Component data from apps and pages

◇ ◇ ◇ ◇ ◇

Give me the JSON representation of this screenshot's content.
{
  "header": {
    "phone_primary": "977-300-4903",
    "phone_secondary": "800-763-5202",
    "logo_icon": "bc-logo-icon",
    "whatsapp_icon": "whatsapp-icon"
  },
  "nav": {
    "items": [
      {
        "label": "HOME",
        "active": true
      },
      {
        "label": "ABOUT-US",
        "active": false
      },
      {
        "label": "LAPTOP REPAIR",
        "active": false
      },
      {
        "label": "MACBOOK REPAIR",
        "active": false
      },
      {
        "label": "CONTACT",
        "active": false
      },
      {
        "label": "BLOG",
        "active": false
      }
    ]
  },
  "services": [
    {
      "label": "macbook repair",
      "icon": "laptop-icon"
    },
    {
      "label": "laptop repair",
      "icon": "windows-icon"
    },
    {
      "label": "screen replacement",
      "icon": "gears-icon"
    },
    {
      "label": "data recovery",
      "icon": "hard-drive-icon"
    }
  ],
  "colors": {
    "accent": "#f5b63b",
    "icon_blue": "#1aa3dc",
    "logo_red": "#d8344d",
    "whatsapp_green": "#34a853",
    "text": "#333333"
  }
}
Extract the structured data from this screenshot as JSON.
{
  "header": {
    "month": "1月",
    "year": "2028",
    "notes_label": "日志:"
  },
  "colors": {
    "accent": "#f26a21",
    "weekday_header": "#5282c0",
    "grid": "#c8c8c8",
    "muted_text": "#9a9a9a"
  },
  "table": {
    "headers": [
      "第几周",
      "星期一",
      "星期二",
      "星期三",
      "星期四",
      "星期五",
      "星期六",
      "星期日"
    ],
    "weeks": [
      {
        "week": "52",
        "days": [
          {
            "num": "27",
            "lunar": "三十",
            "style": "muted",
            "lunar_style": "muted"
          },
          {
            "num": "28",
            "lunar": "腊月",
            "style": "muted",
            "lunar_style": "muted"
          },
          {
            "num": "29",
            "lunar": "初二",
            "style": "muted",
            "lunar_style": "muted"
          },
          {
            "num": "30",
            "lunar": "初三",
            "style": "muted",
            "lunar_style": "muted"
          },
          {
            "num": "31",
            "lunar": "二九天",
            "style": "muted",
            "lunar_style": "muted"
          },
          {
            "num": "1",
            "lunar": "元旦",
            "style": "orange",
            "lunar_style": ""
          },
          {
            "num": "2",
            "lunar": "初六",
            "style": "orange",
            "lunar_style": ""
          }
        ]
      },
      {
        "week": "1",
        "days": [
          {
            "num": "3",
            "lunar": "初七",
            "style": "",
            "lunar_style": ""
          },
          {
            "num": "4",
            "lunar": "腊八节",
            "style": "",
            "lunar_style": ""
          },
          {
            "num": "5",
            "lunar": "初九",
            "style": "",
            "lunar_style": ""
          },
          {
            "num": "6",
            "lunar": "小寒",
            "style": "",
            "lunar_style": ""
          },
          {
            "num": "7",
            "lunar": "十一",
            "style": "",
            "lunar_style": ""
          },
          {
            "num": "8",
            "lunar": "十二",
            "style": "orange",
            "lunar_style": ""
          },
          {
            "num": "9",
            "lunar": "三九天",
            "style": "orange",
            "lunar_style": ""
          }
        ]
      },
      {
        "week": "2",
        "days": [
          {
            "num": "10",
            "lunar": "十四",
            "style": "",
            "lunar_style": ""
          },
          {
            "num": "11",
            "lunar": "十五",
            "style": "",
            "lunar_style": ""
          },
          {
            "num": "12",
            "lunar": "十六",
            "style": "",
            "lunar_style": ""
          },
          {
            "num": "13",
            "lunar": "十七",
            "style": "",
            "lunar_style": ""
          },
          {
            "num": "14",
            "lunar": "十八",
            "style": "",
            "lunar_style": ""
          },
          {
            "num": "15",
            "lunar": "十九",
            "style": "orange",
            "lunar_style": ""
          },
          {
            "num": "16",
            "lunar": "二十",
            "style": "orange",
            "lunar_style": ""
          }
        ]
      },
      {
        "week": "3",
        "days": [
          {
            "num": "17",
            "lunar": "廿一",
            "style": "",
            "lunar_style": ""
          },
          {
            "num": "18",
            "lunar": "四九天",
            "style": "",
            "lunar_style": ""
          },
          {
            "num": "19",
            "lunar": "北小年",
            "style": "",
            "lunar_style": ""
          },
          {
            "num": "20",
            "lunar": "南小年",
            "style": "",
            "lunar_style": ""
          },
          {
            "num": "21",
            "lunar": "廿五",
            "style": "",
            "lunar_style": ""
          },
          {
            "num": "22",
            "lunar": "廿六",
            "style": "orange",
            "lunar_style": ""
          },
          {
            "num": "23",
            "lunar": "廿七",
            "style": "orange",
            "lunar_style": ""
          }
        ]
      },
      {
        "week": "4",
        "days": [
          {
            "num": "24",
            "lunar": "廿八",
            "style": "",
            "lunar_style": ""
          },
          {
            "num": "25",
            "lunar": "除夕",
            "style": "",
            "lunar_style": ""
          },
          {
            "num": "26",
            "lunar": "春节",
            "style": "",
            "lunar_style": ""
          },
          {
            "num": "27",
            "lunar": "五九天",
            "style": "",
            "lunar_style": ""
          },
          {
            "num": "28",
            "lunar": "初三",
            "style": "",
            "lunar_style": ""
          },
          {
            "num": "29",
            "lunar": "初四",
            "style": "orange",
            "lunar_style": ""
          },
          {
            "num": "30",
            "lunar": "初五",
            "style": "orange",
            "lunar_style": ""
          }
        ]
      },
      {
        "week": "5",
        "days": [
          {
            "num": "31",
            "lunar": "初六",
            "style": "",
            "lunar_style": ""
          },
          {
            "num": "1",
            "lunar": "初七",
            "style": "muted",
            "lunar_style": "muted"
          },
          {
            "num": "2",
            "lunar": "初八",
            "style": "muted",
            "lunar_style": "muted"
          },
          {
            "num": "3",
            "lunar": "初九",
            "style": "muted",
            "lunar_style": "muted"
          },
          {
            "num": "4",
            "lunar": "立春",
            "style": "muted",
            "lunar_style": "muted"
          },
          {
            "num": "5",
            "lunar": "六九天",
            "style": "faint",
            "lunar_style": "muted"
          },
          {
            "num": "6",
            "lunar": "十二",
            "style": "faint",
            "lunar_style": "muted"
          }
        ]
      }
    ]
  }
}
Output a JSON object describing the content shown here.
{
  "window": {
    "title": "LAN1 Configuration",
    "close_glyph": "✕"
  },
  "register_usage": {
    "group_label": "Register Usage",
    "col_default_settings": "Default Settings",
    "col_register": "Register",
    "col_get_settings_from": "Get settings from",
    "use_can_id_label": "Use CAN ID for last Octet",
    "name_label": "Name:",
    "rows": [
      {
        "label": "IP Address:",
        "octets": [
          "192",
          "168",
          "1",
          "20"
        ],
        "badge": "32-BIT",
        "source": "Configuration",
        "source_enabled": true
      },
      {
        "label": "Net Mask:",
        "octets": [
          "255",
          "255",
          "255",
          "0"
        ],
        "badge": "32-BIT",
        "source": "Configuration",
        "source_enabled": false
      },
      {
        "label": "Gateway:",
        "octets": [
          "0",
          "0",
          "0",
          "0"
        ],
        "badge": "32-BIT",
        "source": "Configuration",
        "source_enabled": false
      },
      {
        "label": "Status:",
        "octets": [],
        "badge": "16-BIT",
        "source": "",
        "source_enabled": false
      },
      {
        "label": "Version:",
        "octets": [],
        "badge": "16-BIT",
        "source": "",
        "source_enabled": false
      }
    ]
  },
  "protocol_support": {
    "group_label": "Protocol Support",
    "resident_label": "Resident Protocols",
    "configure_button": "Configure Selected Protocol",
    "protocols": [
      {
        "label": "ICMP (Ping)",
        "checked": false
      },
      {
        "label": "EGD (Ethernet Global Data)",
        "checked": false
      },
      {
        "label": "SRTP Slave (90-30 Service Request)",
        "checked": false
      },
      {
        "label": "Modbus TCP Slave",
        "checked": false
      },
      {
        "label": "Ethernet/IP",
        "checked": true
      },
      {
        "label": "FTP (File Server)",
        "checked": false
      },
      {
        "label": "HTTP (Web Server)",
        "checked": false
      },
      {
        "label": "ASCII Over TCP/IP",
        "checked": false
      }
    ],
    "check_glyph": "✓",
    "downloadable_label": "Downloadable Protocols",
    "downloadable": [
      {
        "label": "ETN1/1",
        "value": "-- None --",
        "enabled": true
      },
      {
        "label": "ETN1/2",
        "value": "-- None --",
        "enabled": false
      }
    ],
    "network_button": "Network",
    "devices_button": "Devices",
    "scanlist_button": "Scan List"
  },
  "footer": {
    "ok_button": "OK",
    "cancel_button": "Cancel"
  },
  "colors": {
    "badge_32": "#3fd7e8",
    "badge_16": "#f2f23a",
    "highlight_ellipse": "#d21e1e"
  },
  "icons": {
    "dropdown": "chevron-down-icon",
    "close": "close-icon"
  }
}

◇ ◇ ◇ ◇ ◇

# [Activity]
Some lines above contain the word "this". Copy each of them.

# [Your solution]
Give me the JSON representation of this screenshot's content.
Extract the structured data from this screenshot as JSON.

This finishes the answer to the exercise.